- Kirstin Innes
- 29 July 2011
This article is from 2011.
Gerda Stevenson’s play about conflict gets timely revival at 2011 Edinburgh Fringe
‘You don’t often get a chance to do something over again in theatre,’ says Gerda Stevenson, ‘to go back, once you know the text and feel comfortable with it. It’s a great opportunity.’
Stevenson’s play Federer versus Murray originally ran for a week in 2010 at Glasgow’s Oran Mor. This new version has been recast, with Scottish legend taking over from Scottish legend (Dave Anderson takes over from Gerry Mulgrew, Stevenson herself replacing Maureen Beattie), restaged, and its script tweaked. Unfortunately, the issues it tackles are still just as relevant a year on.
Stevenson uses the titular match as a way of framing different kinds of conflict: that between married couple Jimmy and Flo (he’s recently been made redundant and is watching Wimbledon obsessively, she’s exhausted and just off night shift) and that between countries and ideologies. Jimmy and Flo are haunted by the war in Afghanistan, and by one ghost in particular, represented onstage by young saxophonist Chris Hardie.
‘I’ve always worked with music, I can’t imagine being without it,’ Stevenson says. ‘I needed a way of bringing a third character into the play, representing the crisis between the two, and music has such a spiritual quality about it.’
Fittingly, one of the tunes she’s used is ‘The Bonnie Earl of Murray’, about another slain soldier.
‘I was thinking about Scottishness, about nations, about what these songs mean and what Andy Murray means,’ she says. ‘My son is 23 now – the same age as these boys who are still being killed in Afghanistan – and I remember him coming home from school one day. They’d had the army in, doing a recruitment drive with this fantastic live band, and my son himself had been incredibly tempted, until he’d heard the music teacher muttering under his breath, “Pity they didn’t tell you you could die”.’

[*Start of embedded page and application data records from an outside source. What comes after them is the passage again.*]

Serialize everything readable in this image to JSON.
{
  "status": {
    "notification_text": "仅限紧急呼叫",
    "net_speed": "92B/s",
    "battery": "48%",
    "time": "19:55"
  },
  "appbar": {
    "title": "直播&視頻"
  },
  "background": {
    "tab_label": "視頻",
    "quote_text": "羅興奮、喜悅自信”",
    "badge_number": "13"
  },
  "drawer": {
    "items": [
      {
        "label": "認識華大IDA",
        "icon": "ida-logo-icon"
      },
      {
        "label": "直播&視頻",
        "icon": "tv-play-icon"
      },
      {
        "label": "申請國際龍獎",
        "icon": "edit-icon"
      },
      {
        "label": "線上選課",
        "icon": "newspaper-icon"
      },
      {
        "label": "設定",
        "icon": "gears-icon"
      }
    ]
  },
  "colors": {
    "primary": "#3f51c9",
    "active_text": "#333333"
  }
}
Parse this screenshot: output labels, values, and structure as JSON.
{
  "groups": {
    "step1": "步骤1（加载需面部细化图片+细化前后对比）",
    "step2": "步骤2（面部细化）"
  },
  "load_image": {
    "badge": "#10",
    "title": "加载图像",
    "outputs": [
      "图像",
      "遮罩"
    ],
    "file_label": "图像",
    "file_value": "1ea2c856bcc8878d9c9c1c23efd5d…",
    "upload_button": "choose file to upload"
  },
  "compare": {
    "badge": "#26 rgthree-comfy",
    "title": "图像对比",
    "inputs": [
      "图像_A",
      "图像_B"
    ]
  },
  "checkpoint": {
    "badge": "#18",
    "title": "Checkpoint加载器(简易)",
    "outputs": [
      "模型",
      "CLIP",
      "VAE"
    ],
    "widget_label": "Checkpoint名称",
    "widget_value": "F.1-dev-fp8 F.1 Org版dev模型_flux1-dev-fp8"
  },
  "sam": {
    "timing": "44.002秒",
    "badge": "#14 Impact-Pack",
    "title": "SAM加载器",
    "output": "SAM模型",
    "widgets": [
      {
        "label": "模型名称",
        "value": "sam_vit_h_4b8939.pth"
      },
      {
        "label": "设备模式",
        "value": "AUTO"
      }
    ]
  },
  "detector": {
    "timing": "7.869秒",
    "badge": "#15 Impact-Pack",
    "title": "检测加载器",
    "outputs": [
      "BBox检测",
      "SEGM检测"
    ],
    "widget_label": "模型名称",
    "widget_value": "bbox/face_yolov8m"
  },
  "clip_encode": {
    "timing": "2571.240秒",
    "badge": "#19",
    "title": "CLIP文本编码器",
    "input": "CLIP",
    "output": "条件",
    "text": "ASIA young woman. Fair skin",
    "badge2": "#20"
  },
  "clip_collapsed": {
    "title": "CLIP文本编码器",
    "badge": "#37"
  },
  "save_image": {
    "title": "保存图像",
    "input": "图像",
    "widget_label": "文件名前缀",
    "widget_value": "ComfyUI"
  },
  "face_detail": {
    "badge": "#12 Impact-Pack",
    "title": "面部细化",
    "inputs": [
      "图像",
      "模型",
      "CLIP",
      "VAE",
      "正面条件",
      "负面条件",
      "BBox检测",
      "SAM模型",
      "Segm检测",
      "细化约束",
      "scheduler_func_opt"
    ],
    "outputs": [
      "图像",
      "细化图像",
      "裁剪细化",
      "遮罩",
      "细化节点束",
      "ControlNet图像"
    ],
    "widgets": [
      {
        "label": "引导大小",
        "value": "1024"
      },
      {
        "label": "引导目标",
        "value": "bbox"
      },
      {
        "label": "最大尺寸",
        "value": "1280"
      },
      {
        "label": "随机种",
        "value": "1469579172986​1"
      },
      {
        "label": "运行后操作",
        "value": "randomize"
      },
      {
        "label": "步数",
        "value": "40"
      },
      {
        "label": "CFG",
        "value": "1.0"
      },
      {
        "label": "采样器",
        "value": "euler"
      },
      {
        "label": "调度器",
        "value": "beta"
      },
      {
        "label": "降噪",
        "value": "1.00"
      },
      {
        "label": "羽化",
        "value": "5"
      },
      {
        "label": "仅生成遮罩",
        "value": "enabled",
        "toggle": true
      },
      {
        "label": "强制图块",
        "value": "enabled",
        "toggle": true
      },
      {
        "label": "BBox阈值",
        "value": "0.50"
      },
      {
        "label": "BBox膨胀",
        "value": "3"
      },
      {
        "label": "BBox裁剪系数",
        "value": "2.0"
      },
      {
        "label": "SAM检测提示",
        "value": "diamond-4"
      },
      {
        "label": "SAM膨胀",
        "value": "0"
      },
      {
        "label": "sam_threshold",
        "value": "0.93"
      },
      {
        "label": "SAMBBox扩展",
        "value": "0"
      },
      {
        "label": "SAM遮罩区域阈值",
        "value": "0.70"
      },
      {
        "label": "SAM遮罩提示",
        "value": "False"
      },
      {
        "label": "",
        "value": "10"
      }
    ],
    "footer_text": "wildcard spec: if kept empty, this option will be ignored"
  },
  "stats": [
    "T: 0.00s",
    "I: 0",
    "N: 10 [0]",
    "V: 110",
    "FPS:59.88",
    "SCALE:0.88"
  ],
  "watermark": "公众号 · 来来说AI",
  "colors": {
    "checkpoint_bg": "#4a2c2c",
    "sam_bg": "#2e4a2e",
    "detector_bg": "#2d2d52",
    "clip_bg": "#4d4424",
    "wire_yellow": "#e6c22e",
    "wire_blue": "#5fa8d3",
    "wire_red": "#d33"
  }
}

Federer Vs Murray, Assembly Hall, 623 3030, 6–28 Aug (not 15), 12.30pm, £13–£14 (£12–£13). Previews 4 & 5 Aug, £10.